And yet it's no disservice to say that, while it’s hard not to look at actors and Foley artists performing before one, the entire show might be best enjoyed with one’s eyes closed, letting it all take place in one’s mind, as it did for listeners in the time of classic radio. The show includes genuine commercial breaks, a part of the whole that becomes one of the more entertaining aspects of Radio Hour as nothing says nostalgia like the ads of yesteryear. (I saw the show late Saturday night with my daughter and we were greatly amused to see and hear a rendition of the Choo-Choo Charlie commercial for Good’n’Plenty that, in an animated version on TV, was a part of my childhood that I verbalized for her childhood.)

Anyone watching Radio Hour is bound to have his or her favorite voice moment—Prema Cruz’s laconic Shilo is a voice that immediately creates an image, and her little kid voice is entertainingly vivid, as is Ariana Venturi’s Mink, a bratty kid who turns against her parents in favor of a mysterious playmate called “Dril”; Brendan Pelsue creates a bizarre over-the-top pastiche of accents for the Announcer that amuses and surprises, while Aaron Luis Profumo performs the toffee-voiced tones of a patient dad, as well as the masculine composure of Sheriff Dillon, matched by the coy affection of Ashton Heyl’s Big Kate. Seconding all the vocal talent—and creating footsteps, slamming doors, fist fights, gunshots, dramatic music and jingles—the one for Mr. Clean is bound to stay in your head—are Foley artist/musicians Kieffer, Brush, Jing (Annie) Yin, and David Perry.

The stories selected are easy to follow, and also somewhat didactic: parents learn the price of their condescension to their children’s imaginations in Zero Hour, and a would-be husband learns that even in the patriarchal Old West taking a woman for granted can lead to humiliation, especially with Matt Dillon around to set things right. The cast played well to the audience’s sense of old-time charm, so that the entire evening was a bit like time travel.

It’s interesting that shows which, whether on radio or TV, would strike us as corny or simplistic, can inspire a respect when played with a sense of history and irony for audiences otherwise too sophisticated for such genre fare. Which leads me to wonder if, with shows like Mad Men trading on the “romance” of advertising, it’s not time for a TV show set on an old-time radio program where the interface between what happens on and off the air is where the comedy or drama lies.
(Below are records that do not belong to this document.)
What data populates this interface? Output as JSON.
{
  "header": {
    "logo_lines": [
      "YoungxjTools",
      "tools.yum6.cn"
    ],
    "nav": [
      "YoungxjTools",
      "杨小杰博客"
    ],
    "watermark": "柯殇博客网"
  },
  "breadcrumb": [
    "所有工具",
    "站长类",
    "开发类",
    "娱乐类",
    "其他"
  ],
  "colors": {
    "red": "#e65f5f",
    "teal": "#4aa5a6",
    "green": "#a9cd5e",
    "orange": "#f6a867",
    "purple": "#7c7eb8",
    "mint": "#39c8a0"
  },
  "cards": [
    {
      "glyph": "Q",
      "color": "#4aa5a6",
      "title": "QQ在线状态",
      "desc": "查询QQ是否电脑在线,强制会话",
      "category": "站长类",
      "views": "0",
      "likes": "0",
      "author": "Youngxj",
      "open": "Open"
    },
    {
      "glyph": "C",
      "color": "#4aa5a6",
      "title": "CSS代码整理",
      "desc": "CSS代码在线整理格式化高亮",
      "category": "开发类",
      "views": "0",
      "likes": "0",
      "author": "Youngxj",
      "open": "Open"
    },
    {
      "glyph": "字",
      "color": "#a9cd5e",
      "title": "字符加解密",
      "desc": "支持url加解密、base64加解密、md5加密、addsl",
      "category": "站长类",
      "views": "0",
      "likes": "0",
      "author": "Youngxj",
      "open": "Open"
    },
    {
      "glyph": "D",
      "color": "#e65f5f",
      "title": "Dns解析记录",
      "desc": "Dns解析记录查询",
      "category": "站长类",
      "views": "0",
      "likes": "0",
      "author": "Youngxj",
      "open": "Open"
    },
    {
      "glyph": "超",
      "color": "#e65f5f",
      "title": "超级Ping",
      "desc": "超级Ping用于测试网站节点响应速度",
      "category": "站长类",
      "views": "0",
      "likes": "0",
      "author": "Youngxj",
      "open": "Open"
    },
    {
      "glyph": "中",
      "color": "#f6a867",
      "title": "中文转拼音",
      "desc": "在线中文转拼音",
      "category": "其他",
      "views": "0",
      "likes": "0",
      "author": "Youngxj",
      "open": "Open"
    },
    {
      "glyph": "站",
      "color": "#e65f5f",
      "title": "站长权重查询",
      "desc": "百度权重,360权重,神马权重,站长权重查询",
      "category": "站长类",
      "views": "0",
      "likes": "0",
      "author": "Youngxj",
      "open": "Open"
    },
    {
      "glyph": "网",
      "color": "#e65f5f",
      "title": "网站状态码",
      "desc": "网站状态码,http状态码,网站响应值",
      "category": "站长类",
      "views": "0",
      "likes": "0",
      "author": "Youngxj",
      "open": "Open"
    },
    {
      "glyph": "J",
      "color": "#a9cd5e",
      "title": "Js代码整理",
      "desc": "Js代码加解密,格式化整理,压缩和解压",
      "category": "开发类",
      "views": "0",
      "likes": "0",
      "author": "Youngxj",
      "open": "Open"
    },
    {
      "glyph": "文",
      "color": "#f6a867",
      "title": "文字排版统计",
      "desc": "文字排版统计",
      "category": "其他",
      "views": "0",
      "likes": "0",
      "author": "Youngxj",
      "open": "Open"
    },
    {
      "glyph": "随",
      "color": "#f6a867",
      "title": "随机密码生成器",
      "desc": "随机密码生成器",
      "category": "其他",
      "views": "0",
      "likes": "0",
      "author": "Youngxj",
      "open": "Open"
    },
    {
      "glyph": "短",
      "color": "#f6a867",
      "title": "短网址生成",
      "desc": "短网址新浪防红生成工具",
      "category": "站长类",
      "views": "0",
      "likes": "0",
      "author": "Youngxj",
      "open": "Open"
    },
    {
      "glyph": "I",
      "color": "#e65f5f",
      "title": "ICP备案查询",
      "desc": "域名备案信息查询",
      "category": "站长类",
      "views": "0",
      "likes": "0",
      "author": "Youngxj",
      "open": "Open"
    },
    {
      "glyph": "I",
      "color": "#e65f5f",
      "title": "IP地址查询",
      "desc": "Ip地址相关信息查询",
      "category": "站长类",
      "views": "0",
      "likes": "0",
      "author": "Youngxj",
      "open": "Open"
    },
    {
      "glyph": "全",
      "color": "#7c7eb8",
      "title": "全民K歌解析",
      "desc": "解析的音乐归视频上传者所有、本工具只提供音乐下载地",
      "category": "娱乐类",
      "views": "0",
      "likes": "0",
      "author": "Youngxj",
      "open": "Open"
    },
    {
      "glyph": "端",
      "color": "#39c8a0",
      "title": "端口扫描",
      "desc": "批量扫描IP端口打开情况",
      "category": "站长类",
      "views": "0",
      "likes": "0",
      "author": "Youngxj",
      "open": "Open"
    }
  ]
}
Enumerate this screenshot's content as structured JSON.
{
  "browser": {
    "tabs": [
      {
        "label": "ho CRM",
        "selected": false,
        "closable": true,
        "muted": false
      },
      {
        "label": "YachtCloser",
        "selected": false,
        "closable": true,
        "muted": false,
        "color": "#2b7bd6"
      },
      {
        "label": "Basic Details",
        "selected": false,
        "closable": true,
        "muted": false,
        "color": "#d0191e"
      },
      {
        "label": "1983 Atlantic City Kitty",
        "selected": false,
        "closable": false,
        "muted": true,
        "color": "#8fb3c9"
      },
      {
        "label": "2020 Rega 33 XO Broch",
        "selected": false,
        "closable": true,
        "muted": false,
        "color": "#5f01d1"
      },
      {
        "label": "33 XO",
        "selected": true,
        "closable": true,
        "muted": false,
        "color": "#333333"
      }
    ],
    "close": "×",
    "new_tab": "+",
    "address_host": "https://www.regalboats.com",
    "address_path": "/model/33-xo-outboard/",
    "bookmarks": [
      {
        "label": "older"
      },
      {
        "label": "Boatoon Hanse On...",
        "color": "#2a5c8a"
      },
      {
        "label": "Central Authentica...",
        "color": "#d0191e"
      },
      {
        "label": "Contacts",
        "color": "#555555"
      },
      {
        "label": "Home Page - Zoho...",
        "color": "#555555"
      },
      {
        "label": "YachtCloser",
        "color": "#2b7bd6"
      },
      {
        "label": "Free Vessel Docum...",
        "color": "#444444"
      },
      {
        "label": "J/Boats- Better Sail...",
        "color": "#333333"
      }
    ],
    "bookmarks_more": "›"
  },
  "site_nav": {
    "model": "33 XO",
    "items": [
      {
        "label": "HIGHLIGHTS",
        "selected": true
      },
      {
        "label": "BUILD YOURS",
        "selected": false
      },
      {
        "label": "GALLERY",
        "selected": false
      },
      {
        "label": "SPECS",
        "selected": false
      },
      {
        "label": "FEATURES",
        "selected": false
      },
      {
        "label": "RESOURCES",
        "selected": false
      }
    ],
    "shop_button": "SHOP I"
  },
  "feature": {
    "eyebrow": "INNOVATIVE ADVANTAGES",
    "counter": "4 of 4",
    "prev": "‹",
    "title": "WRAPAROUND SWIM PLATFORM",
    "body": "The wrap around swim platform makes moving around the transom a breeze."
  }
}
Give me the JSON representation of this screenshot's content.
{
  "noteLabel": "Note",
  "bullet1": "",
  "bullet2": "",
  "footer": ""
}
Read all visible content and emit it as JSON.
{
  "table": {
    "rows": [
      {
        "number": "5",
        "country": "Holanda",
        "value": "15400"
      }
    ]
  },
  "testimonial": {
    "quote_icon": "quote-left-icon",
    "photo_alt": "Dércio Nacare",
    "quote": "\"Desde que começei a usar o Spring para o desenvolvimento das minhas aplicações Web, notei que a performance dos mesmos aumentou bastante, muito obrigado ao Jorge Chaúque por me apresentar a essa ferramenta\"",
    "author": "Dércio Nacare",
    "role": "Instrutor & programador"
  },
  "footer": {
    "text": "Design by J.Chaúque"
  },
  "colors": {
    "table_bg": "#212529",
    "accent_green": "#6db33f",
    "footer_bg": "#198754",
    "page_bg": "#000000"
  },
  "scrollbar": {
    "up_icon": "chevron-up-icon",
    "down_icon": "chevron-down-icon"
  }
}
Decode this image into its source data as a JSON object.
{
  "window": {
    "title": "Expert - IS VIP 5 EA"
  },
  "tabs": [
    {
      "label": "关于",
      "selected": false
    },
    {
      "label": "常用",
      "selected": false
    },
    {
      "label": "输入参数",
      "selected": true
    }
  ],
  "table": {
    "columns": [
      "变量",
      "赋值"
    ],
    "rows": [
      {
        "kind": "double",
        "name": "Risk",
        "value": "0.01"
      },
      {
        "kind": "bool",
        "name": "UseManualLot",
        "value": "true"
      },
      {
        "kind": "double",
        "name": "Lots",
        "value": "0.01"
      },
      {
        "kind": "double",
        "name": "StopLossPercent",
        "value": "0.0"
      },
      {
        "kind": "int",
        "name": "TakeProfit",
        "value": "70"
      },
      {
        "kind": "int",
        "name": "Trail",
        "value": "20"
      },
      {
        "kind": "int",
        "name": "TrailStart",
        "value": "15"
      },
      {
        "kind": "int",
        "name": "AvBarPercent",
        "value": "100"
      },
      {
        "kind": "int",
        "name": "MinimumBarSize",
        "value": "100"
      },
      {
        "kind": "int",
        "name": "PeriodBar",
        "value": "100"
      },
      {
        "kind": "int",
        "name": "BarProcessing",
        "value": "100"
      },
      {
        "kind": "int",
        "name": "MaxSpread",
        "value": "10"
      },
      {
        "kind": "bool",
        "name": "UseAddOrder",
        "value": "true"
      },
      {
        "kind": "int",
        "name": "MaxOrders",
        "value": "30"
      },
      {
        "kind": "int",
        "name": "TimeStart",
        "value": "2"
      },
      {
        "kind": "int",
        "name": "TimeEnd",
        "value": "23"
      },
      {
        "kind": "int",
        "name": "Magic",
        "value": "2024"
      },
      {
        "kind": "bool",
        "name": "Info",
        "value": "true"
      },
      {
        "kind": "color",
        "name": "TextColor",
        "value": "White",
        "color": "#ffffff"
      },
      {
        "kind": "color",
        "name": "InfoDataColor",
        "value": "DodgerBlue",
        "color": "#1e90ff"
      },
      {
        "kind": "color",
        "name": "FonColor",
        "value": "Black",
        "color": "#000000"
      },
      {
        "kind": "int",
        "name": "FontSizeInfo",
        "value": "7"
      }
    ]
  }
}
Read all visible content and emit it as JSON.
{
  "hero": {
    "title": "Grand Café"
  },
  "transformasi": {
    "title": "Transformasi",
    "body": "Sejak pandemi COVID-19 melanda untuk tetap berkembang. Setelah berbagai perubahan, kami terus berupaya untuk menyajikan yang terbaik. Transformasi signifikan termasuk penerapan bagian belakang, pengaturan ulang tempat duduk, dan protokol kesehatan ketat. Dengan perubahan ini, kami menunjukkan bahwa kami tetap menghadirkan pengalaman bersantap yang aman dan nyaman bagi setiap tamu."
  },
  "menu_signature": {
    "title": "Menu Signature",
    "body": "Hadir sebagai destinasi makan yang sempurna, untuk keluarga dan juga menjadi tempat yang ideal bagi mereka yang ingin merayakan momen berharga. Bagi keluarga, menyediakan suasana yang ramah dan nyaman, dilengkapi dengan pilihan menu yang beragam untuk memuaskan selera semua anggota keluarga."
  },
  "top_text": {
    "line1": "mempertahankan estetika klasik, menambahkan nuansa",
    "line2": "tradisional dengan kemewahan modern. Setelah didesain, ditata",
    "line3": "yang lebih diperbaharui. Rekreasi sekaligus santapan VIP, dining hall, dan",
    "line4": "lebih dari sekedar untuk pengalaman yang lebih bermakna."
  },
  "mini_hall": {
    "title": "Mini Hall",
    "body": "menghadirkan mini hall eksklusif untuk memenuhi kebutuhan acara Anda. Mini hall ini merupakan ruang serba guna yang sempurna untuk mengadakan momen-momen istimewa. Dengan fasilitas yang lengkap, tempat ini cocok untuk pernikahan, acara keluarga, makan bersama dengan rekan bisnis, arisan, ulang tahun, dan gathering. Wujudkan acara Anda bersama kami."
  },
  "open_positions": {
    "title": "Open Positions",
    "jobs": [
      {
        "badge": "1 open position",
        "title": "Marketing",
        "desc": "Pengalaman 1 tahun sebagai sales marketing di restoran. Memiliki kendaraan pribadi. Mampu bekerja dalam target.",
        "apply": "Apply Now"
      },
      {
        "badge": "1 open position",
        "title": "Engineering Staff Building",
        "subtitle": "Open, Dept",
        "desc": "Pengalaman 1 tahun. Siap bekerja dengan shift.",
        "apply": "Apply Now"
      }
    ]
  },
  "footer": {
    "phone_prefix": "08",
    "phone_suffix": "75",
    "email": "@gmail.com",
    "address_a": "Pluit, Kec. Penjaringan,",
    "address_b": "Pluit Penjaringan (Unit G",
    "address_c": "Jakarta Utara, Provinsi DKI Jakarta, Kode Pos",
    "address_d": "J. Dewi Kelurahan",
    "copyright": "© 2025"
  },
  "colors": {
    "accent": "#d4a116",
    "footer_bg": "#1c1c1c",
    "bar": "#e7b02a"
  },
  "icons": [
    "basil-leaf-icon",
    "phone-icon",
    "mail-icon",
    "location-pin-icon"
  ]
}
For Radio Hour, the entertainment is in the staging even more than in what is staged.

Radio Hour Featuring Ray Bradbury’s Zero Hour and John Meston’s Gunsmoke Conceived by Tyler Kieffer and Steve Brush Directed by Paula Bennett

Dramaturg: Helen Jaksch; Scenic Designer: Reid Thompson; Costume Designer: Hunter Kaczorowski; Lighting Designer: Joey Moro; Sound Designer: Tyler Kieffer; Sound Designer/Composer: Steve Brush; Stage Manager: Kate Pincus; Technical Director: Rose Bochansky; Producer: Melissa Zimmerman; Photographs by Nick Thigpen

Yale Cabaret October 31-November 2, 2013

This week the Cab is dark, then returns November 14-16, with Sarah Kane’s Crave, directed by Hansol Jung, a play that investigates the psychic costs of the creative act with a quartet of actors enacting voices all alive in a writer’s mind.